John: That genie is out of the bottle, man.

Wade: Yeah, exactly. Like, this is going to get itself in my not an expert on international politics. I did stay at a Holiday Inn Express last night, but I think everyone senses that some things are going to happen and it’s going to get sorted out. Nobody knows how it’s going to get sorted out, but it’s not going to get sorted out in the next five years, right? Maybe every generation goes through this and now it’s like our turn to do that. But I feel like this is more of a an epoch of time kind of thing. And that just means that what we do and what we talk about in firearms is going to become more important. And I think that those markets are going to emerge. That’s kind of where I come down on that.

John: Sure. Well, there’s an adage that goes and this is a rough approximation, but 80% of the people live in 20% of the real estate of the United States. The other 20% are like me, that live out in 80% of the wide open spaces. But those that 80% of people in that 20% of space, that’s where most of the crime is happening. Those are the cities that are getting ravaged with crime. And there are people there that for whatever reasons, they can’t leave LA, they can’t leave San Francisco, they can’t leave Chicago. They don’t want to they don’t want to give up on them, but they also don’t want to get mugged or murdered in the street. So personal political reasons aside, everyone wants to stay alive and get home alive at the end of the day. And that is a huge market to appeal to. And I think that you’re right, crafting it in such a way that we aren’t polarizing them ourselves. We’re not going to go trade blow for blow with them, and especially not with all of the media that surrounds that creates the hype. The best thing to do is to be carrying and to outreach to them and make them give them the opportunity, not make them do anything, but give them the opportunity to to see our perspective and to understand that we want them to be safe, too. We want them to be able to go home to their family and their loved ones at night to that’s what drives us and that it can drive them and that they there’s a lot of us that are big time enthusiasts, but it’s just our hobby. They don’t have to be like that.

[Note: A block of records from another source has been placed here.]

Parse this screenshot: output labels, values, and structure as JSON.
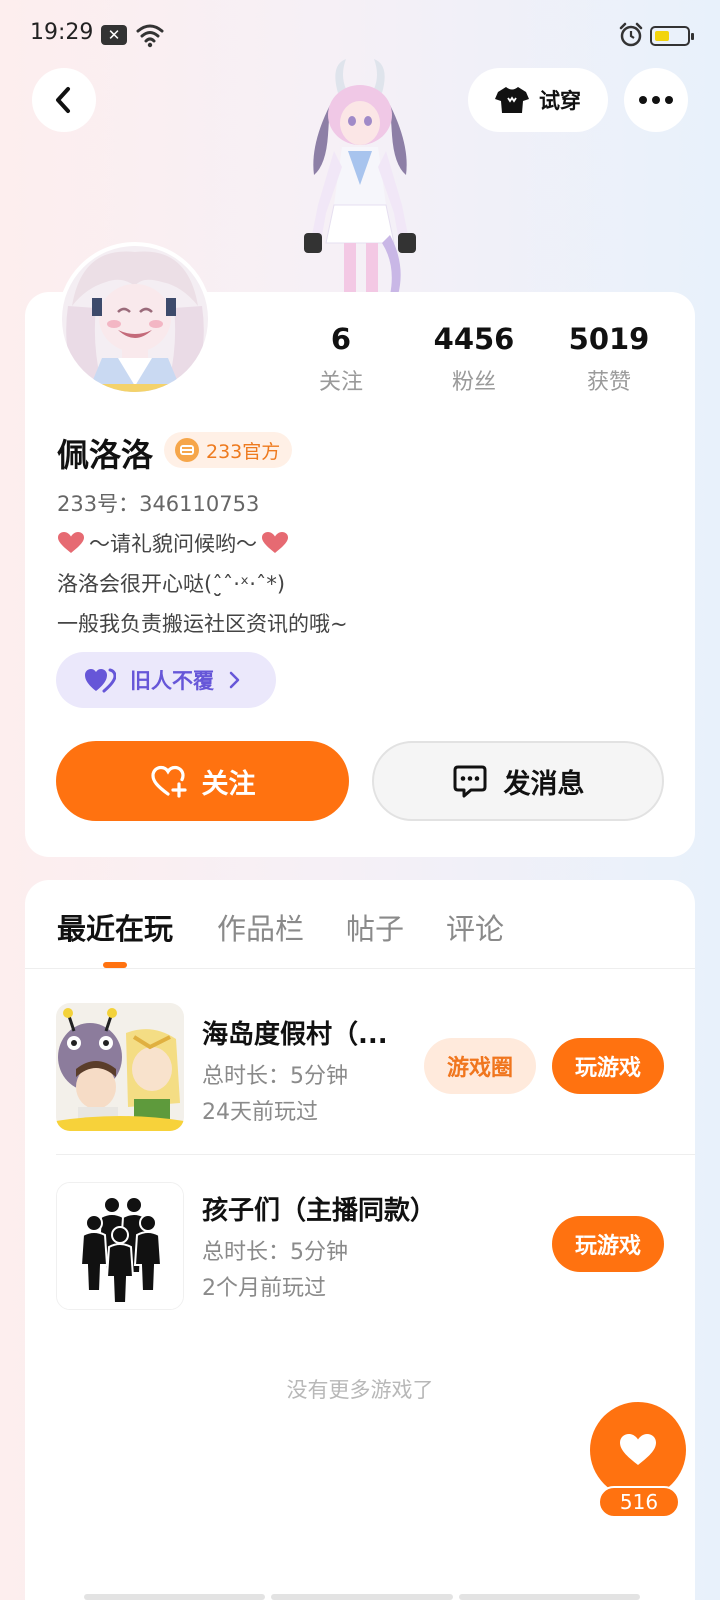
{
  "status_bar": {
    "time": "19:29",
    "notification_glyph": "x-icon",
    "battery_color": "#f2d40e"
  },
  "nav": {
    "try_on_label": "试穿"
  },
  "profile": {
    "stats": [
      {
        "value": "6",
        "label": "关注"
      },
      {
        "value": "4456",
        "label": "粉丝"
      },
      {
        "value": "5019",
        "label": "获赞"
      }
    ],
    "name": "佩洛洛",
    "badge": "233官方",
    "id_text": "233号：346110753",
    "bio": [
      "～请礼貌问候哟～",
      "洛洛会很开心哒(ˆ̮̮ˆ·ˣ·ˆ*)",
      "一般我负责搬运社区资讯的哦~"
    ],
    "relation": "旧人不覆",
    "follow_label": "关注",
    "message_label": "发消息"
  },
  "tabs": [
    "最近在玩",
    "作品栏",
    "帖子",
    "评论"
  ],
  "games": [
    {
      "title": "海岛度假村（...",
      "duration": "总时长：5分钟",
      "last_played": "24天前玩过",
      "circle_label": "游戏圈",
      "play_label": "玩游戏"
    },
    {
      "title": "孩子们（主播同款）",
      "duration": "总时长：5分钟",
      "last_played": "2个月前玩过",
      "play_label": "玩游戏"
    }
  ],
  "no_more_text": "没有更多游戏了",
  "like_count": "516",
  "colors": {
    "accent": "#ff7210",
    "badge_text": "#ee7a1e",
    "relation_text": "#6656d8"
  }
}
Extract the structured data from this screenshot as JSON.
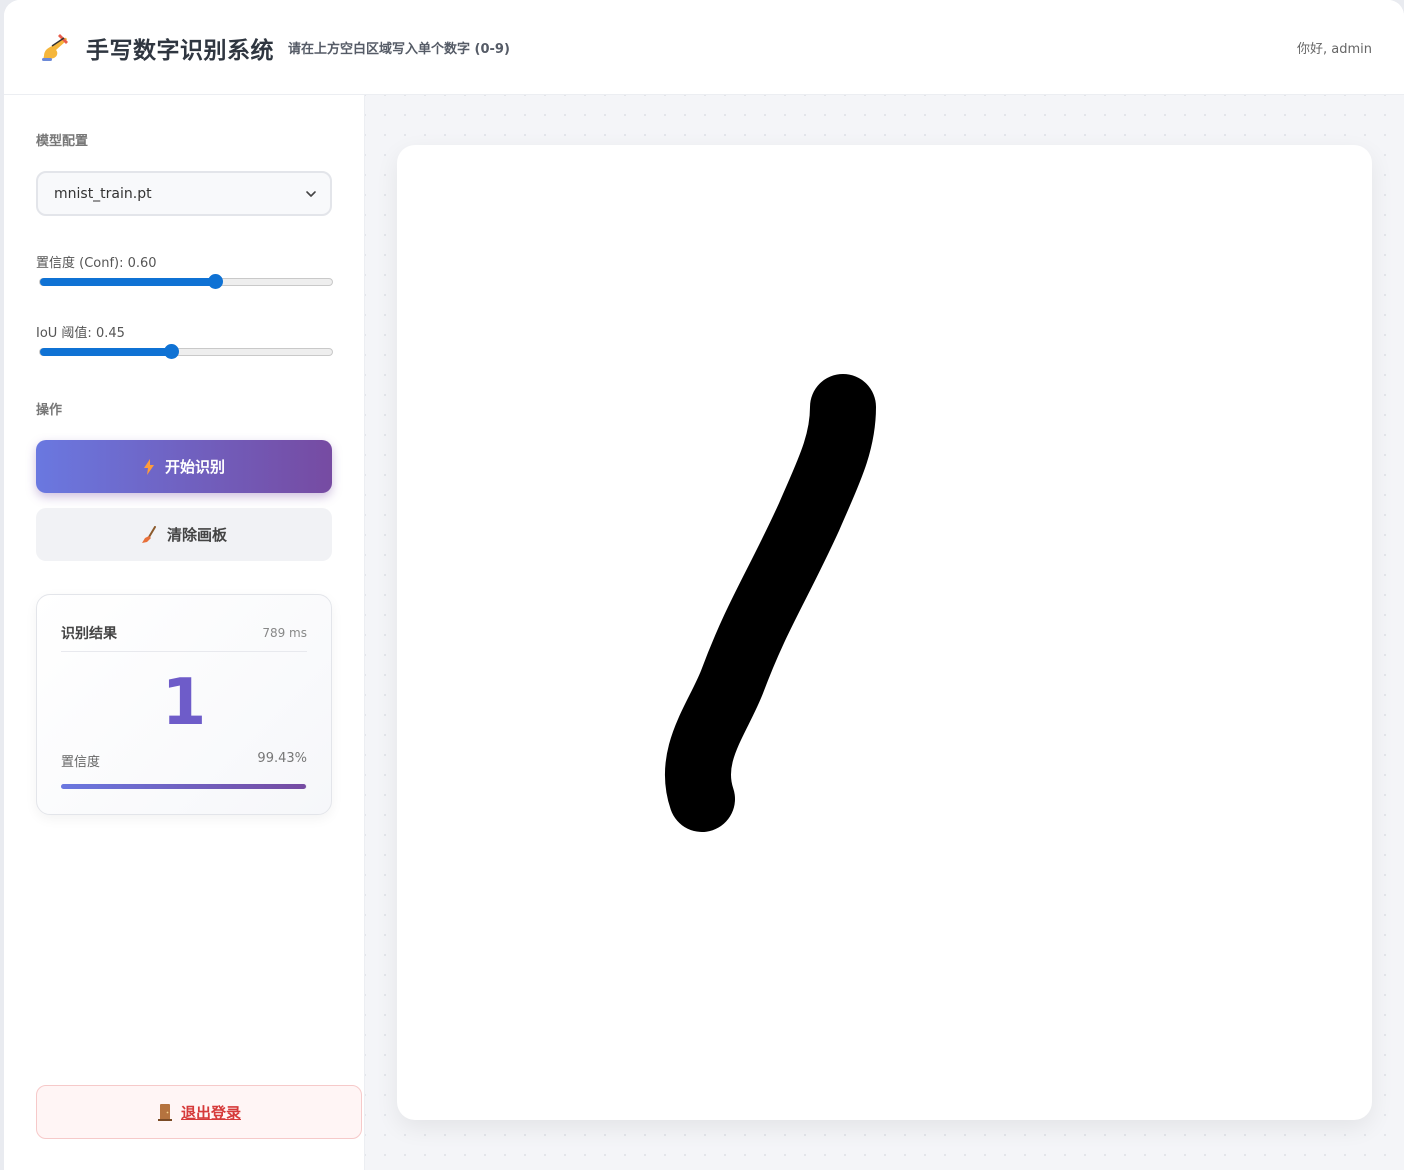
{
  "header": {
    "title": "手写数字识别系统",
    "subtitle": "请在上方空白区域写入单个数字 (0-9)",
    "greeting": "你好, admin",
    "logo_icon": "writing-hand-icon"
  },
  "sidebar": {
    "model_section_label": "模型配置",
    "model_select_value": "mnist_train.pt",
    "conf_label": "置信度 (Conf): 0.60",
    "conf_value": 0.6,
    "iou_label": "IoU 阈值: 0.45",
    "iou_value": 0.45,
    "actions_section_label": "操作",
    "start_button_label": "开始识别",
    "clear_button_label": "清除画板",
    "logout_button_label": "退出登录"
  },
  "result": {
    "title": "识别结果",
    "time": "789 ms",
    "digit": "1",
    "confidence_label": "置信度",
    "confidence_value": "99.43%",
    "confidence_fraction": 0.9943
  },
  "colors": {
    "accent_start": "#6a78e0",
    "accent_end": "#764ba2",
    "slider": "#0f72d4",
    "danger": "#d63a3a",
    "stroke": "#000000"
  }
}
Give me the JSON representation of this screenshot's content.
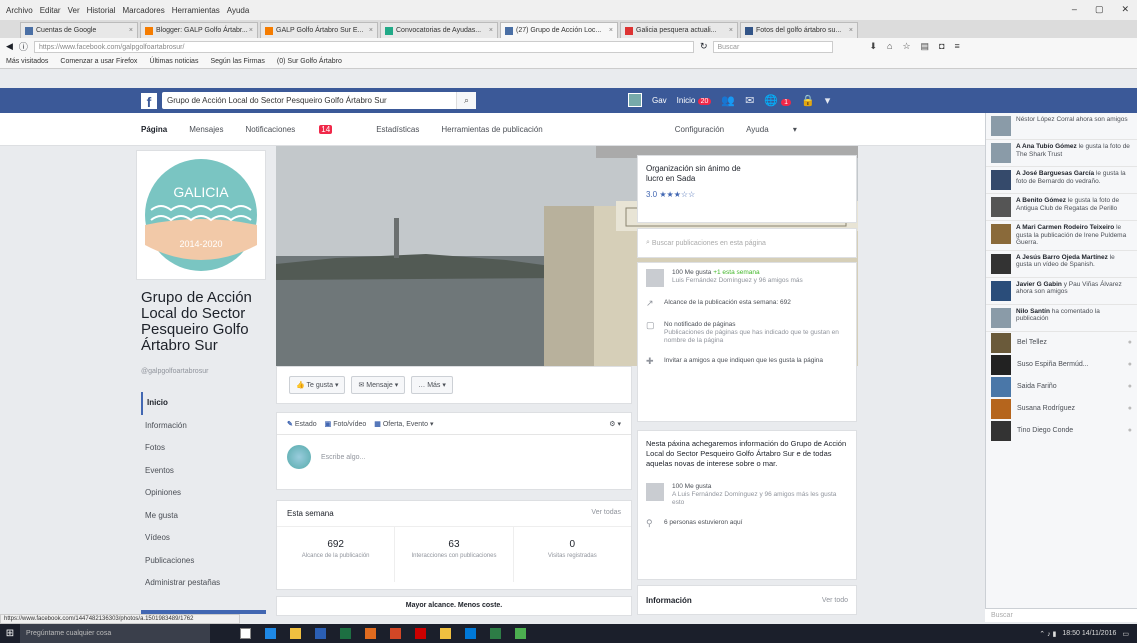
{
  "browser": {
    "menu": [
      "Archivo",
      "Editar",
      "Ver",
      "Historial",
      "Marcadores",
      "Herramientas",
      "Ayuda"
    ],
    "tabs": [
      {
        "label": "Cuentas de Google"
      },
      {
        "label": "Blogger: GALP Golfo Ártabr..."
      },
      {
        "label": "GALP Golfo Ártabro Sur E..."
      },
      {
        "label": "Convocatorias de Ayudas..."
      },
      {
        "label": "(27) Grupo de Acción Loc...",
        "active": true
      },
      {
        "label": "Galicia pesquera actuali..."
      },
      {
        "label": "Fotos del golfo ártabro su..."
      }
    ],
    "url": "https://www.facebook.com/galpgolfoartabrosur/",
    "search_placeholder": "Buscar",
    "bookmarks": [
      "Más visitados",
      "Comenzar a usar Firefox",
      "Últimas noticias",
      "Según las Firmas",
      "(0) Sur Golfo Ártabro"
    ],
    "status_url": "https://www.facebook.com/1447482136303/photos/a.1501983489/1762"
  },
  "fb": {
    "search_value": "Grupo de Acción Local do Sector Pesqueiro Golfo Ártabro Sur",
    "user_name": "Gav",
    "home_label": "Inicio",
    "home_count": "20",
    "notif_count": "1"
  },
  "pagenav": {
    "page": "Página",
    "messages": "Mensajes",
    "notifications": "Notificaciones",
    "notifications_count": "14",
    "stats": "Estadísticas",
    "tools": "Herramientas de publicación",
    "settings": "Configuración",
    "help": "Ayuda"
  },
  "profile": {
    "logo_text": "GALICIA",
    "logo_years": "2014-2020",
    "name": "Grupo de Acción Local do Sector Pesqueiro Golfo Ártabro Sur",
    "username": "@galpgolfoartabrosur"
  },
  "leftnav": [
    "Inicio",
    "Información",
    "Fotos",
    "Eventos",
    "Opiniones",
    "Me gusta",
    "Vídeos",
    "Publicaciones",
    "Administrar pestañas"
  ],
  "actions": {
    "like": "Te gusta",
    "message": "Mensaje",
    "more": "Más"
  },
  "composer": {
    "status": "Estado",
    "photo": "Foto/vídeo",
    "offer": "Oferta, Evento",
    "placeholder": "Escribe algo..."
  },
  "week": {
    "title": "Esta semana",
    "see_all": "Ver todas",
    "stats": [
      {
        "value": "692",
        "label": "Alcance de la publicación"
      },
      {
        "value": "63",
        "label": "Interacciones con publicaciones"
      },
      {
        "value": "0",
        "label": "Visitas registradas"
      }
    ],
    "bottom": "Mayor alcance. Menos coste."
  },
  "right": {
    "org_type": "Organización sin ánimo de lucro en Sada",
    "rating": "3.0",
    "stars": 3,
    "page_search": "Buscar publicaciones en esta página",
    "likes_summary": "100 Me gusta",
    "likes_new": "+1 esta semana",
    "likes_sub": "Luis Fernández Domínguez y 96 amigos más",
    "reach": "Alcance de la publicación esta semana: 692",
    "notif_pages": "No notificado de páginas",
    "pages_desc": "Publicaciones de páginas que has indicado que te gustan en nombre de la página",
    "invite": "Invitar a amigos a que indiquen que les gusta la página",
    "about": "Nesta páxina achegaremos información do Grupo de Acción Local do Sector Pesqueiro Golfo Ártabro Sur e de todas aquelas novas de interese sobre o mar.",
    "likes2": "100 Me gusta",
    "likes2_sub": "A Luis Fernández Domínguez y 96 amigos más les gusta esto",
    "visits": "6 personas estuvieron aquí",
    "info_title": "Información",
    "info_link": "Ver todo"
  },
  "ticker": [
    {
      "name": "",
      "text": "Néstor López Corral ahora son amigos"
    },
    {
      "name": "A Ana Tubío Gómez",
      "text": "le gusta la foto de The Shark Trust"
    },
    {
      "name": "A José Barguesas García",
      "text": "le gusta la foto de Bernardo do vedraño."
    },
    {
      "name": "A Benito Gómez",
      "text": "le gusta la foto de Antigua Club de Regatas de Perillo"
    },
    {
      "name": "A Mari Carmen Rodeiro Teixeiro",
      "text": "le gusta la publicación de Irene Puldema Guerra."
    },
    {
      "name": "A Jesús Barro Ojeda Martínez",
      "text": "le gusta un vídeo de Spanish."
    },
    {
      "name": "Javier G Gabin",
      "text": "y Pau Viñas Álvarez ahora son amigos"
    },
    {
      "name": "Nilo Santín",
      "text": "ha comentado la publicación"
    }
  ],
  "chat": [
    "Bel Tellez",
    "Suso Espiña Bermúd...",
    "Saida Fariño",
    "Susana Rodríguez",
    "Tino Diego Conde"
  ],
  "chat_search": "Buscar",
  "taskbar": {
    "search": "Pregúntame cualquier cosa",
    "time": "18:50",
    "date": "14/11/2016"
  }
}
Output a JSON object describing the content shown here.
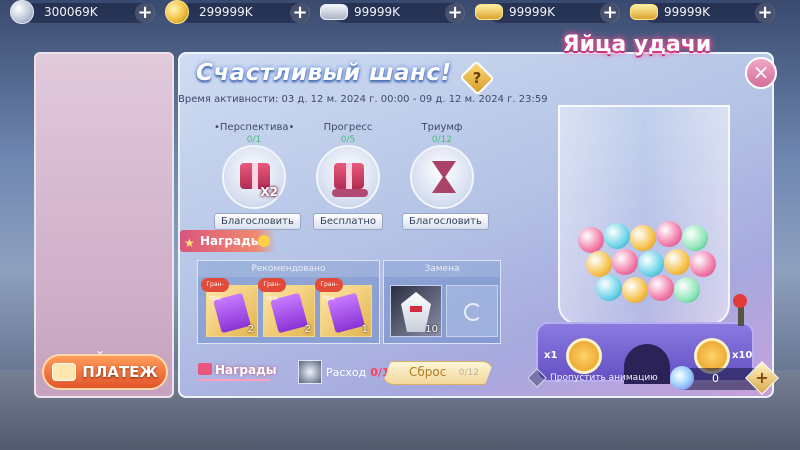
{
  "currencies": [
    {
      "value": "300069K",
      "icon": "silver-coin-icon"
    },
    {
      "value": "299999K",
      "icon": "gold-coin-icon"
    },
    {
      "value": "99999K",
      "icon": "silver-ingot-icon"
    },
    {
      "value": "99999K",
      "icon": "gold-ingot-icon"
    },
    {
      "value": "99999K",
      "icon": "gold-ingot-icon"
    }
  ],
  "sidebar": {
    "pay_button": "ПЛАТЕЖ"
  },
  "event": {
    "title": "Счастливый шанс!",
    "help": "?",
    "time": "Время активности: 03 д. 12 м. 2024 г. 00:00 - 09 д. 12 м. 2024 г. 23:59",
    "slots": [
      {
        "label": "•Перспектива•",
        "count": "0/1",
        "button": "Благословить",
        "badge": "X2"
      },
      {
        "label": "Прогресс",
        "count": "0/5",
        "button": "Бесплатно"
      },
      {
        "label": "Триумф",
        "count": "0/12",
        "button": "Благословить"
      }
    ],
    "rewards_tag": "Награды",
    "recommended": {
      "header": "Рекомендовано",
      "items": [
        {
          "badge": "Гран-при",
          "qty": "2"
        },
        {
          "badge": "Гран-при",
          "qty": "2"
        },
        {
          "badge": "Гран-при",
          "qty": "1"
        }
      ]
    },
    "replace": {
      "header": "Замена",
      "items": [
        {
          "qty": "10"
        },
        {
          "qty": ""
        }
      ]
    },
    "rewards_link": "Награды",
    "cost": {
      "label": "Расход",
      "value": "0/1"
    },
    "reset": {
      "label": "Сброс",
      "count": "0/12"
    }
  },
  "machine": {
    "banner": "Яйца удачи",
    "x1": "x1",
    "x10": "x10",
    "skip_label": "Пропустить анимацию",
    "balance": "0",
    "plus": "+",
    "close": "×"
  }
}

They can go buy one Ruger Lc9 and be fine with that. It’s there for one purpose and that’s totally fine. And I think that’s the bridge we need to create with those people because there’s a whole lot of millions of people in that camp. Yeah.

Wade: And I think that, like I said, as I think that’s good from a policy perspective, it’s also good from a business perspective, too, So. Well, John, listen, we’re running up against the clock. I could talk to you for another two hours on this topic, and so I definitely want to have you on back on the show again. How do people find you?

John: All right. Twitter is my main go to. It’s just @JohnMcCoywrites and then if you go there, there’s a link tree that takes you to everything else. If you go to my LinkedIn, though, it’s not optimized for firearms because they don’t like guns over there. So I won’t be talking guns on that platform. But yeah, hit me up on Twitter and you can get me any way from there.

Wade: And John McCoy is j o h n m c c o y writes have to spell it out for myself or else I won’t be able to. I’ll do the wrong John, and I’ll do like McCoy. Like I don’t know what a mcc is. So. John McCoy, right? John McCoy writes or @ John McCoy writes at Twitter. John, it’s been a pleasure. Can’t wait to have you on again, man.

John: Thanks, sir. Appreciate it.

Wade: You’ve been listening to the Tactical Business show by TacticalPay.com Join us again next episode as we explore what it takes to be a business success in the firearms industry.